Rod Grant’s contention that setting of classes in primary schools was ”cruel” (your report, 7 May) revives an old argument, which was well answered by Gavin Calder (Letters, 11 May). It is a rare teacher who has not encountered both the frustration felt by able pupils when limited by the slow progress of a mixed-ability class, taught at the pace of the slowest, and also the restriction on the latter, reluctant to be seen learning in case they have grasped the point too slowly.
The hope that every pupil can leave his past behind at the start of a school year is also surely misguided. All progress must be judged against what came before and it would be a strangely segregated common room in which P2 staff did not hear rumours over coffee of what Joe Bloggs in P1 had been up to, both in the maths class and the playground that day and over the year.

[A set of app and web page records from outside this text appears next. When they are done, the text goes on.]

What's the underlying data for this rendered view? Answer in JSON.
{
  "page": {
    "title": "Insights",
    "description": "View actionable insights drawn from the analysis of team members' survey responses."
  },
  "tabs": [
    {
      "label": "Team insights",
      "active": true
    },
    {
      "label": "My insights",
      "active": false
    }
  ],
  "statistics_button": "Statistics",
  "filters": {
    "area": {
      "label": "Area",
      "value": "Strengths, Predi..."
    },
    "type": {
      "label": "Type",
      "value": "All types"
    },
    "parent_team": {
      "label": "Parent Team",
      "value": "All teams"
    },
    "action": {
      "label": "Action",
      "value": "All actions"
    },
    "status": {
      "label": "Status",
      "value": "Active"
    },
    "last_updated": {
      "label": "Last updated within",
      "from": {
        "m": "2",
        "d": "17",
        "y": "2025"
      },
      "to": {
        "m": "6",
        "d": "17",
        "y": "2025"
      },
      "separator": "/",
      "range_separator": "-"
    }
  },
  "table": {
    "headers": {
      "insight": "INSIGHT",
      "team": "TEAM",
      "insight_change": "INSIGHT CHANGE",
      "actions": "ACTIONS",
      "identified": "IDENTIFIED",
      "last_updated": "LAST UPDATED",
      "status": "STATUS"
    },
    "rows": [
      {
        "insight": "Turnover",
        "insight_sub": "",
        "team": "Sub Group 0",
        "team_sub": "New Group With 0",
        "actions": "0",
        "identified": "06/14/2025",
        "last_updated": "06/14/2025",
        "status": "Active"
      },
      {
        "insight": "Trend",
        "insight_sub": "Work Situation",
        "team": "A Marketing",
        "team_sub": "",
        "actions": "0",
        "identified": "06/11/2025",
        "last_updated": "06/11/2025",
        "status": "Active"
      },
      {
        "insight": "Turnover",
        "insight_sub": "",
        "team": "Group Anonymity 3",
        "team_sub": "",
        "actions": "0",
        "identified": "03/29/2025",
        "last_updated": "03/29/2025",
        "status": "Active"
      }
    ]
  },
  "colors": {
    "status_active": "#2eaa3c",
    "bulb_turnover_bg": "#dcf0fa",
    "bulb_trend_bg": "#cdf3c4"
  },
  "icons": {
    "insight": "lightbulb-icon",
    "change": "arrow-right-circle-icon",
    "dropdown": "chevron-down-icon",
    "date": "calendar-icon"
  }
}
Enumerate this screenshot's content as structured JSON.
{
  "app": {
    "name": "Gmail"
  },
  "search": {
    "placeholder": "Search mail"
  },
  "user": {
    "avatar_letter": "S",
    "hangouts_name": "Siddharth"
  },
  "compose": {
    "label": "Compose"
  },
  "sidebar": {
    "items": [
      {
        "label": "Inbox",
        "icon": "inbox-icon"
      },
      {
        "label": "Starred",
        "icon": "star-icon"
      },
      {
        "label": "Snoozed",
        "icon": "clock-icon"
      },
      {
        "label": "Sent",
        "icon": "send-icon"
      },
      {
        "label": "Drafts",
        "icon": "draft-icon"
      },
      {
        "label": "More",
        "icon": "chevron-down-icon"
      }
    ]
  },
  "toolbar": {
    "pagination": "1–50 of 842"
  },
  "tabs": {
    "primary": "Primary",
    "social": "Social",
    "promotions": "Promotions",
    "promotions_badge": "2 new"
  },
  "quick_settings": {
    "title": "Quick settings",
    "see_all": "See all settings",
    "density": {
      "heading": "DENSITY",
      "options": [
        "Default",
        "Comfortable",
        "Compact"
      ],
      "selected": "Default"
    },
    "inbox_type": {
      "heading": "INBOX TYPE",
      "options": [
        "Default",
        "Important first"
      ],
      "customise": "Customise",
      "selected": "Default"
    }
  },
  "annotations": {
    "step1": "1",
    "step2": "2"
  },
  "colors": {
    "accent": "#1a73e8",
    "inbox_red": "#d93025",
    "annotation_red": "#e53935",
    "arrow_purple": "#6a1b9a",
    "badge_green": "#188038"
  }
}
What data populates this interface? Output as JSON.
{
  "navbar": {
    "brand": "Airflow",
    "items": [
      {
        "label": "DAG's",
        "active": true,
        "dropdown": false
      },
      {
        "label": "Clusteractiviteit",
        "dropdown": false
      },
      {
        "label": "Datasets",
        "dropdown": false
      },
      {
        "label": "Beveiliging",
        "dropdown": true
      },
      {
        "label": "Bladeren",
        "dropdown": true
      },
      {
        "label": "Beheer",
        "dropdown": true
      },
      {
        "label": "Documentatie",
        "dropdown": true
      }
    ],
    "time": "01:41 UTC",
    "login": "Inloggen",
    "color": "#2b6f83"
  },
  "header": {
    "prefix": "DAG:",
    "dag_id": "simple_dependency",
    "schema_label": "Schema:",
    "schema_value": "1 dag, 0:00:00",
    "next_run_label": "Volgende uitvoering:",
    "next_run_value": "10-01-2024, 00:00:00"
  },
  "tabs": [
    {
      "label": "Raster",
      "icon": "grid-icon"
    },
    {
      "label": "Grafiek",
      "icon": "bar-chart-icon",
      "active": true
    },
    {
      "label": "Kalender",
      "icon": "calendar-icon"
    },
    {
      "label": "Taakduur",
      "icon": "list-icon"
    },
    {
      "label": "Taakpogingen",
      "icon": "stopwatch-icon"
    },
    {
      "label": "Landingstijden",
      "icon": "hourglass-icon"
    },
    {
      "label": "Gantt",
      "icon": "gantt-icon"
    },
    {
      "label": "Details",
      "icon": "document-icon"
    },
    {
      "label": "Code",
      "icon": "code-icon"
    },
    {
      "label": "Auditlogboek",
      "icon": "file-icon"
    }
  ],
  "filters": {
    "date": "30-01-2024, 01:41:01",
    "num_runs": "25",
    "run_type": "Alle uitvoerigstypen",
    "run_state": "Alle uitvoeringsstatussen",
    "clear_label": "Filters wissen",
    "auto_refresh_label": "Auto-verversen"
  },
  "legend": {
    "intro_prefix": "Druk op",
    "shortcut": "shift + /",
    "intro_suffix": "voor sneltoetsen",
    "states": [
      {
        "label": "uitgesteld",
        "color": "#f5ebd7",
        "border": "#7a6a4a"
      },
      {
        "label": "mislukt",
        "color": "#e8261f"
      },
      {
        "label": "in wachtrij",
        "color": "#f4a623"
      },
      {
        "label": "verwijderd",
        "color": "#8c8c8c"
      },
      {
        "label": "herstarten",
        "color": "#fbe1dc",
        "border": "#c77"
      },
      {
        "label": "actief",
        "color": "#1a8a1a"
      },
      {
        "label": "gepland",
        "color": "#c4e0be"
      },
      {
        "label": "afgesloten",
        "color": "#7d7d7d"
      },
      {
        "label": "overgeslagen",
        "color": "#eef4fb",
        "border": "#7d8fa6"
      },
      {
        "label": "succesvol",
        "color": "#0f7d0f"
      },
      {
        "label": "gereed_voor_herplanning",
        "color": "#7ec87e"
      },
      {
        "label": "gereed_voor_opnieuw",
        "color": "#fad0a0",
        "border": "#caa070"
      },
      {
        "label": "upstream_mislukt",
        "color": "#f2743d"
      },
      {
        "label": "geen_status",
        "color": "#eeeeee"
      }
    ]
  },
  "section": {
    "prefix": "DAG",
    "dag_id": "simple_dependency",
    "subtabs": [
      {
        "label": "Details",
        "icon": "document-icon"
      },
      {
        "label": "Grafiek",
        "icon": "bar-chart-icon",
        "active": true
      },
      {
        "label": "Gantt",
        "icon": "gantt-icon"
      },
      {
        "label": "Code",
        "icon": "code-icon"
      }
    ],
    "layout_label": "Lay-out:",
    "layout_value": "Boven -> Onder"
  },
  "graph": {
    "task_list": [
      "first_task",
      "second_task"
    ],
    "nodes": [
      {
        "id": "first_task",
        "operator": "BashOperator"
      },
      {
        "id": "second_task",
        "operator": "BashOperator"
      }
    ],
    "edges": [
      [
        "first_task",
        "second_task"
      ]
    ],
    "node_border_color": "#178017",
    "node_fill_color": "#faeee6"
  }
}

A decent setting system relies, of course, on easy fluency of set changing and, as in all education, it comes down to the class teacher getting to know the class in depth.